[[ Records for this task, beginning ]]
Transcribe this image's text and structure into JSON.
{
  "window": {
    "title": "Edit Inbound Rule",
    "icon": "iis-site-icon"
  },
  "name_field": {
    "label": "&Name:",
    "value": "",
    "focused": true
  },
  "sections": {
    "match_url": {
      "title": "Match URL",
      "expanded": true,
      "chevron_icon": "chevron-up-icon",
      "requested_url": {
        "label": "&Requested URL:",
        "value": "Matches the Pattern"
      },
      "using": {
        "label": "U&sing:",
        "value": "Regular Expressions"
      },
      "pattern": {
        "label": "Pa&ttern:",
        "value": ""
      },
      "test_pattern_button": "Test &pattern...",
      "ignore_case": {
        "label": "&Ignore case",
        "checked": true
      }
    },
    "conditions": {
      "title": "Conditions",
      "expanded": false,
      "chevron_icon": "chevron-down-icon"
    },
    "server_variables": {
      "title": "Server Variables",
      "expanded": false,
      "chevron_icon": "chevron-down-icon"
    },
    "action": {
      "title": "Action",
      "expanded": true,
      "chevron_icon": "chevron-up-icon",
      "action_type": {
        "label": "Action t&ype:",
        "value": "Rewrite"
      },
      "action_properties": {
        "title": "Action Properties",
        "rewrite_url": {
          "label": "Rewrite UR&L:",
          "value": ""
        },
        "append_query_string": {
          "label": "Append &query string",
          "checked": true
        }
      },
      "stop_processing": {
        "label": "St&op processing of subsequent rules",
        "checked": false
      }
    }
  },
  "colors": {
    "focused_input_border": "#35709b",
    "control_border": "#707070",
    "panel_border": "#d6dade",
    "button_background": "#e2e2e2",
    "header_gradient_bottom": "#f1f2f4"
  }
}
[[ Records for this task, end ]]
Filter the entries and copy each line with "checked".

        "checked": true
          "checked": true
        "checked": false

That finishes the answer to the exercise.